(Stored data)
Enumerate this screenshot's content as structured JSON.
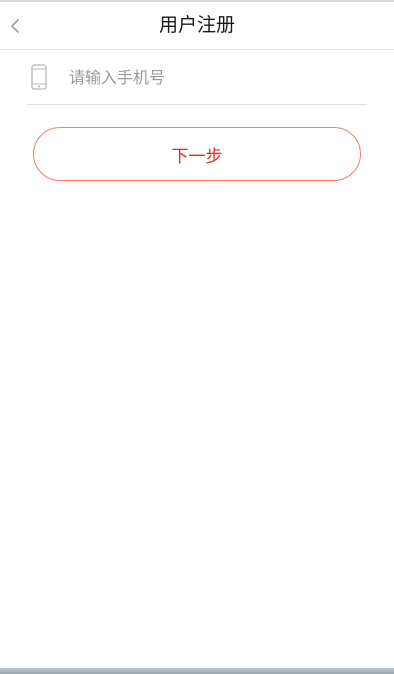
{
  "header": {
    "title": "用户注册",
    "back_icon": "chevron-left-icon"
  },
  "form": {
    "phone_icon": "mobile-phone-icon",
    "phone_placeholder": "请输入手机号",
    "phone_value": ""
  },
  "actions": {
    "next_label": "下一步"
  },
  "colors": {
    "accent_text": "#ee2222",
    "accent_border": "#f47b70",
    "placeholder": "#9a9a9a",
    "divider": "#dddddd"
  }
}
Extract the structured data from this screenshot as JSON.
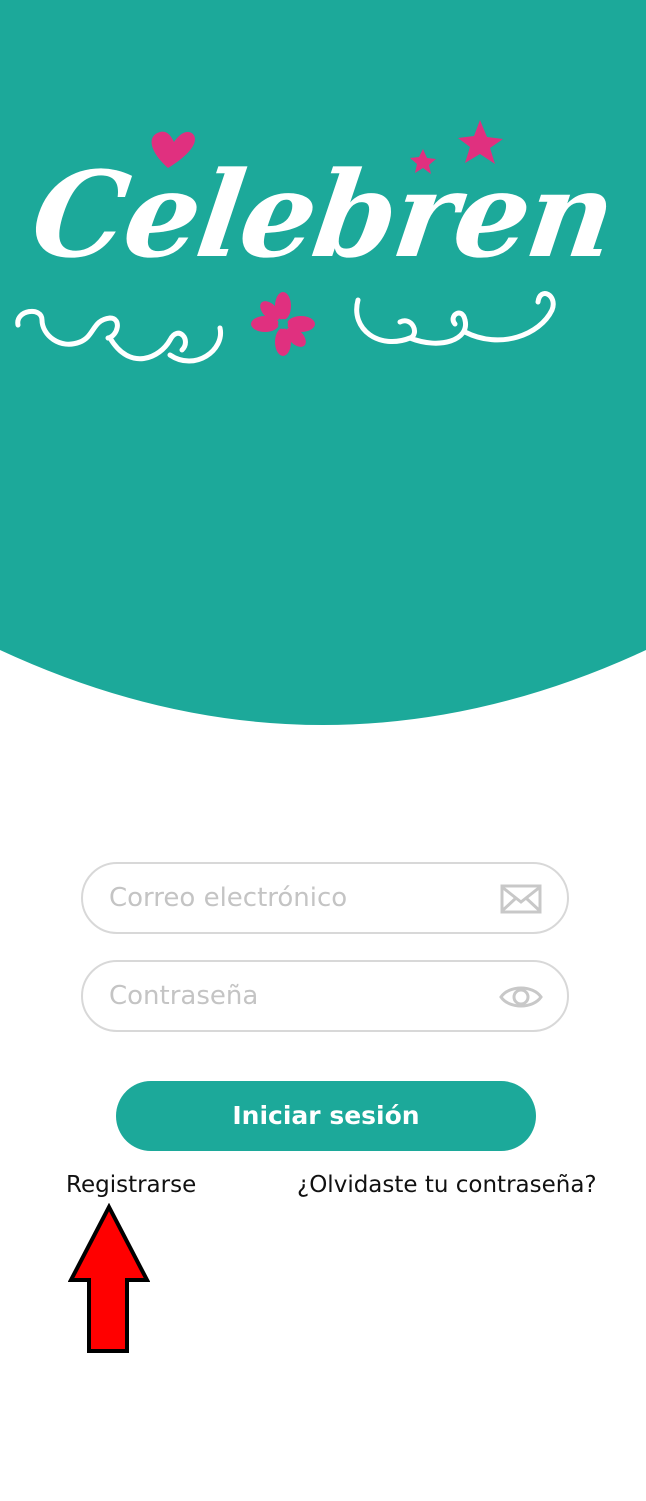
{
  "app": {
    "logo_text": "Celebren"
  },
  "colors": {
    "brand_teal": "#1ca99a",
    "accent_pink": "#e0307f",
    "annotation_red": "#ff0000"
  },
  "login_form": {
    "email_placeholder": "Correo electrónico",
    "email_icon": "envelope-icon",
    "password_placeholder": "Contraseña",
    "password_icon": "eye-icon",
    "submit_label": "Iniciar sesión"
  },
  "links": {
    "register_label": "Registrarse",
    "forgot_password_label": "¿Olvidaste tu contraseña?"
  },
  "annotation": {
    "type": "up-arrow",
    "target": "register-link"
  }
}
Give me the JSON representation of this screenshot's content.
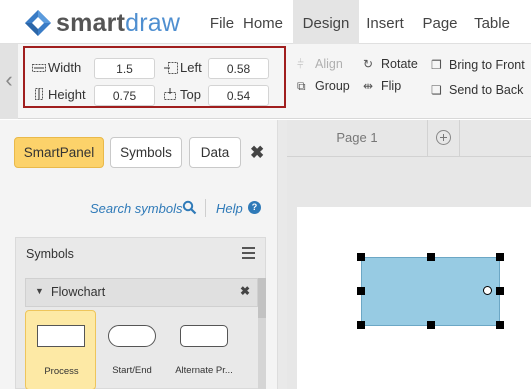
{
  "app": {
    "logo_text_a": "smart",
    "logo_text_b": "draw",
    "logo_icon": "smartdraw-diamond-logo"
  },
  "menu": {
    "items": [
      "File",
      "Home",
      "Design",
      "Insert",
      "Page",
      "Table"
    ],
    "active": "Design"
  },
  "ribbon": {
    "width_label": "Width",
    "width_value": "1.5",
    "height_label": "Height",
    "height_value": "0.75",
    "left_label": "Left",
    "left_value": "0.58",
    "top_label": "Top",
    "top_value": "0.54",
    "align_label": "Align",
    "group_label": "Group",
    "rotate_label": "Rotate",
    "flip_label": "Flip",
    "bring_front_label": "Bring to Front",
    "send_back_label": "Send to Back",
    "highlight_color": "#a01e1e"
  },
  "panel": {
    "tabs": [
      "SmartPanel",
      "Symbols",
      "Data"
    ],
    "active_tab": "SmartPanel",
    "search_label": "Search symbols",
    "help_label": "Help",
    "symbols_title": "Symbols",
    "library_title": "Flowchart",
    "symbols": [
      {
        "label": "Process",
        "selected": true
      },
      {
        "label": "Start/End",
        "selected": false
      },
      {
        "label": "Alternate Pr...",
        "selected": false
      }
    ]
  },
  "canvas": {
    "page_tab": "Page 1",
    "shape_fill": "#97cbe3"
  }
}
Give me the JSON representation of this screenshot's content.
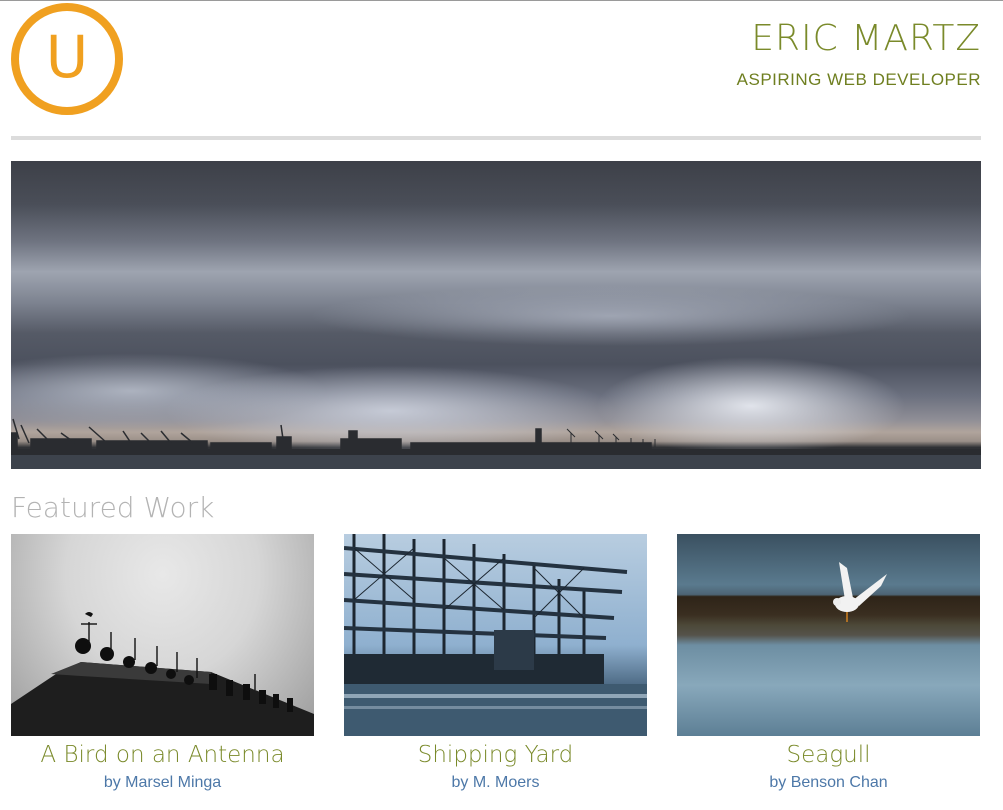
{
  "header": {
    "logo_letter": "U",
    "name": "ERIC MARTZ",
    "tagline": "ASPIRING WEB DEVELOPER"
  },
  "hero": {
    "description": "stormy harbor skyline"
  },
  "featured": {
    "title": "Featured Work",
    "items": [
      {
        "title": "A Bird on an Antenna",
        "credit": "by Marsel Minga"
      },
      {
        "title": "Shipping Yard",
        "credit": "by M. Moers"
      },
      {
        "title": "Seagull",
        "credit": "by Benson Chan"
      }
    ]
  },
  "colors": {
    "accent_orange": "#f0a020",
    "accent_olive": "#7a8a2a",
    "link_blue": "#4d78a8",
    "heading_gray": "#b3b3b3"
  }
}
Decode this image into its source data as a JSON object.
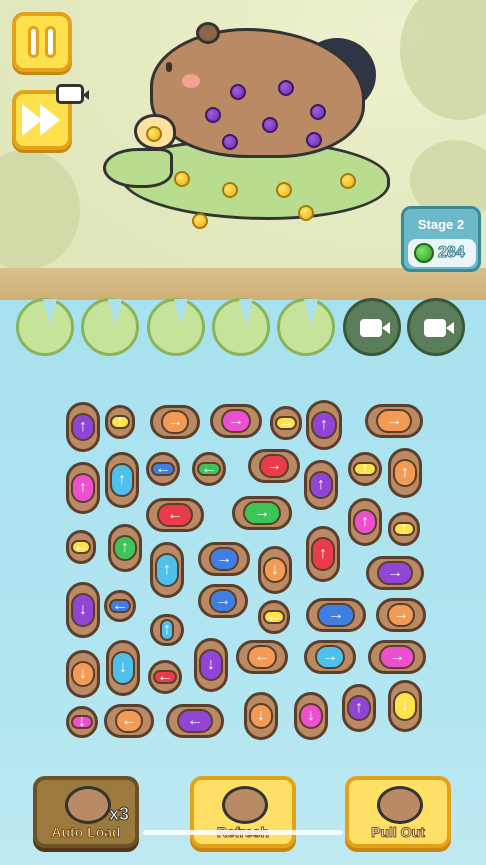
{
  "hud": {
    "pause_icon": "pause-icon",
    "fast_forward_icon": "fast-forward-icon",
    "video_icon": "video-icon"
  },
  "stage": {
    "label": "Stage 2",
    "coins": "284"
  },
  "colors": {
    "orange": "#f39a55",
    "pink": "#ee4fcf",
    "yellow": "#ffe24a",
    "purple": "#9145d6",
    "cyan": "#4ec0ec",
    "blue": "#3f7fe4",
    "green": "#3cc65a",
    "red": "#ea3c48"
  },
  "lily_pads": [
    {
      "state": "empty"
    },
    {
      "state": "empty"
    },
    {
      "state": "empty"
    },
    {
      "state": "empty"
    },
    {
      "state": "empty"
    },
    {
      "state": "locked",
      "icon": "video-icon"
    },
    {
      "state": "locked",
      "icon": "video-icon"
    }
  ],
  "pieces": [
    {
      "c": "purple",
      "d": "up"
    },
    {
      "c": "yellow",
      "d": "up"
    },
    {
      "c": "orange",
      "d": "right"
    },
    {
      "c": "pink",
      "d": "right"
    },
    {
      "c": "yellow",
      "d": "right"
    },
    {
      "c": "purple",
      "d": "up"
    },
    {
      "c": "orange",
      "d": "right"
    },
    {
      "c": "pink",
      "d": "up"
    },
    {
      "c": "cyan",
      "d": "up"
    },
    {
      "c": "blue",
      "d": "left"
    },
    {
      "c": "green",
      "d": "left"
    },
    {
      "c": "red",
      "d": "right"
    },
    {
      "c": "purple",
      "d": "up"
    },
    {
      "c": "yellow",
      "d": "up"
    },
    {
      "c": "orange",
      "d": "up"
    },
    {
      "c": "red",
      "d": "left"
    },
    {
      "c": "green",
      "d": "right"
    },
    {
      "c": "pink",
      "d": "up"
    },
    {
      "c": "yellow",
      "d": "up"
    },
    {
      "c": "yellow",
      "d": "left"
    },
    {
      "c": "green",
      "d": "up"
    },
    {
      "c": "cyan",
      "d": "up"
    },
    {
      "c": "blue",
      "d": "right"
    },
    {
      "c": "orange",
      "d": "down"
    },
    {
      "c": "red",
      "d": "up"
    },
    {
      "c": "purple",
      "d": "right"
    },
    {
      "c": "purple",
      "d": "down"
    },
    {
      "c": "blue",
      "d": "left"
    },
    {
      "c": "blue",
      "d": "right"
    },
    {
      "c": "yellow",
      "d": "left"
    },
    {
      "c": "blue",
      "d": "right"
    },
    {
      "c": "orange",
      "d": "right"
    },
    {
      "c": "cyan",
      "d": "up"
    },
    {
      "c": "orange",
      "d": "down"
    },
    {
      "c": "cyan",
      "d": "down"
    },
    {
      "c": "red",
      "d": "left"
    },
    {
      "c": "purple",
      "d": "down"
    },
    {
      "c": "orange",
      "d": "left"
    },
    {
      "c": "cyan",
      "d": "right"
    },
    {
      "c": "pink",
      "d": "right"
    },
    {
      "c": "pink",
      "d": "down"
    },
    {
      "c": "orange",
      "d": "left"
    },
    {
      "c": "purple",
      "d": "left"
    },
    {
      "c": "orange",
      "d": "down"
    },
    {
      "c": "pink",
      "d": "down"
    },
    {
      "c": "purple",
      "d": "up"
    },
    {
      "c": "yellow",
      "d": "down"
    }
  ],
  "buttons": {
    "auto_load": {
      "label": "Auto Load",
      "count": "x3"
    },
    "refresh": {
      "label": "Refresh"
    },
    "pull_out": {
      "label": "Pull Out"
    }
  }
}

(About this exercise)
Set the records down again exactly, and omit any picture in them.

(Response to this exercise)
Enumerate this screenshot's content as structured JSON.
{
  "header": {
    "title": "用户注册",
    "back_icon": "chevron-left-icon"
  },
  "form": {
    "phone_icon": "mobile-phone-icon",
    "phone_placeholder": "请输入手机号",
    "phone_value": ""
  },
  "actions": {
    "next_label": "下一步"
  },
  "colors": {
    "accent_text": "#ee2222",
    "accent_border": "#f47b70",
    "placeholder": "#9a9a9a",
    "divider": "#dddddd"
  }
}
Extract the structured data from this screenshot as JSON.
{
  "app": {
    "logo_text": "Celebren"
  },
  "colors": {
    "brand_teal": "#1ca99a",
    "accent_pink": "#e0307f",
    "annotation_red": "#ff0000"
  },
  "login_form": {
    "email_placeholder": "Correo electrónico",
    "email_icon": "envelope-icon",
    "password_placeholder": "Contraseña",
    "password_icon": "eye-icon",
    "submit_label": "Iniciar sesión"
  },
  "links": {
    "register_label": "Registrarse",
    "forgot_password_label": "¿Olvidaste tu contraseña?"
  },
  "annotation": {
    "type": "up-arrow",
    "target": "register-link"
  }
}
Give me the JSON representation of this screenshot's content.
{
  "app": {
    "logo_text_a": "smart",
    "logo_text_b": "draw",
    "logo_icon": "smartdraw-diamond-logo"
  },
  "menu": {
    "items": [
      "File",
      "Home",
      "Design",
      "Insert",
      "Page",
      "Table"
    ],
    "active": "Design"
  },
  "ribbon": {
    "width_label": "Width",
    "width_value": "1.5",
    "height_label": "Height",
    "height_value": "0.75",
    "left_label": "Left",
    "left_value": "0.58",
    "top_label": "Top",
    "top_value": "0.54",
    "align_label": "Align",
    "group_label": "Group",
    "rotate_label": "Rotate",
    "flip_label": "Flip",
    "bring_front_label": "Bring to Front",
    "send_back_label": "Send to Back",
    "highlight_color": "#a01e1e"
  },
  "panel": {
    "tabs": [
      "SmartPanel",
      "Symbols",
      "Data"
    ],
    "active_tab": "SmartPanel",
    "search_label": "Search symbols",
    "help_label": "Help",
    "symbols_title": "Symbols",
    "library_title": "Flowchart",
    "symbols": [
      {
        "label": "Process",
        "selected": true
      },
      {
        "label": "Start/End",
        "selected": false
      },
      {
        "label": "Alternate Pr...",
        "selected": false
      }
    ]
  },
  "canvas": {
    "page_tab": "Page 1",
    "shape_fill": "#97cbe3"
  }
}
Give me the JSON representation of this screenshot's content.
{
  "header": {
    "logo_letter": "U",
    "name": "ERIC MARTZ",
    "tagline": "ASPIRING WEB DEVELOPER"
  },
  "hero": {
    "description": "stormy harbor skyline"
  },
  "featured": {
    "title": "Featured Work",
    "items": [
      {
        "title": "A Bird on an Antenna",
        "credit": "by Marsel Minga"
      },
      {
        "title": "Shipping Yard",
        "credit": "by M. Moers"
      },
      {
        "title": "Seagull",
        "credit": "by Benson Chan"
      }
    ]
  },
  "colors": {
    "accent_orange": "#f0a020",
    "accent_olive": "#7a8a2a",
    "link_blue": "#4d78a8",
    "heading_gray": "#b3b3b3"
  }
}
Decode this image into its source data as a JSON object.
{
  "hud": {
    "pause_icon": "pause-icon",
    "fast_forward_icon": "fast-forward-icon",
    "video_icon": "video-icon"
  },
  "stage": {
    "label": "Stage 2",
    "coins": "284"
  },
  "colors": {
    "orange": "#f39a55",
    "pink": "#ee4fcf",
    "yellow": "#ffe24a",
    "purple": "#9145d6",
    "cyan": "#4ec0ec",
    "blue": "#3f7fe4",
    "green": "#3cc65a",
    "red": "#ea3c48"
  },
  "lily_pads": [
    {
      "state": "empty"
    },
    {
      "state": "empty"
    },
    {
      "state": "empty"
    },
    {
      "state": "empty"
    },
    {
      "state": "empty"
    },
    {
      "state": "locked",
      "icon": "video-icon"
    },
    {
      "state": "locked",
      "icon": "video-icon"
    }
  ],
  "pieces": [
    {
      "c": "purple",
      "d": "up"
    },
    {
      "c": "yellow",
      "d": "up"
    },
    {
      "c": "orange",
      "d": "right"
    },
    {
      "c": "pink",
      "d": "right"
    },
    {
      "c": "yellow",
      "d": "right"
    },
    {
      "c": "purple",
      "d": "up"
    },
    {
      "c": "orange",
      "d": "right"
    },
    {
      "c": "pink",
      "d": "up"
    },
    {
      "c": "cyan",
      "d": "up"
    },
    {
      "c": "blue",
      "d": "left"
    },
    {
      "c": "green",
      "d": "left"
    },
    {
      "c": "red",
      "d": "right"
    },
    {
      "c": "purple",
      "d": "up"
    },
    {
      "c": "yellow",
      "d": "up"
    },
    {
      "c": "orange",
      "d": "up"
    },
    {
      "c": "red",
      "d": "left"
    },
    {
      "c": "green",
      "d": "right"
    },
    {
      "c": "pink",
      "d": "up"
    },
    {
      "c": "yellow",
      "d": "up"
    },
    {
      "c": "yellow",
      "d": "left"
    },
    {
      "c": "green",
      "d": "up"
    },
    {
      "c": "cyan",
      "d": "up"
    },
    {
      "c": "blue",
      "d": "right"
    },
    {
      "c": "orange",
      "d": "down"
    },
    {
      "c": "red",
      "d": "up"
    },
    {
      "c": "purple",
      "d": "right"
    },
    {
      "c": "purple",
      "d": "down"
    },
    {
      "c": "blue",
      "d": "left"
    },
    {
      "c": "blue",
      "d": "right"
    },
    {
      "c": "yellow",
      "d": "left"
    },
    {
      "c": "blue",
      "d": "right"
    },
    {
      "c": "orange",
      "d": "right"
    },
    {
      "c": "cyan",
      "d": "up"
    },
    {
      "c": "orange",
      "d": "down"
    },
    {
      "c": "cyan",
      "d": "down"
    },
    {
      "c": "red",
      "d": "left"
    },
    {
      "c": "purple",
      "d": "down"
    },
    {
      "c": "orange",
      "d": "left"
    },
    {
      "c": "cyan",
      "d": "right"
    },
    {
      "c": "pink",
      "d": "right"
    },
    {
      "c": "pink",
      "d": "down"
    },
    {
      "c": "orange",
      "d": "left"
    },
    {
      "c": "purple",
      "d": "left"
    },
    {
      "c": "orange",
      "d": "down"
    },
    {
      "c": "pink",
      "d": "down"
    },
    {
      "c": "purple",
      "d": "up"
    },
    {
      "c": "yellow",
      "d": "down"
    }
  ],
  "buttons": {
    "auto_load": {
      "label": "Auto Load",
      "count": "x3"
    },
    "refresh": {
      "label": "Refresh"
    },
    "pull_out": {
      "label": "Pull Out"
    }
  }
}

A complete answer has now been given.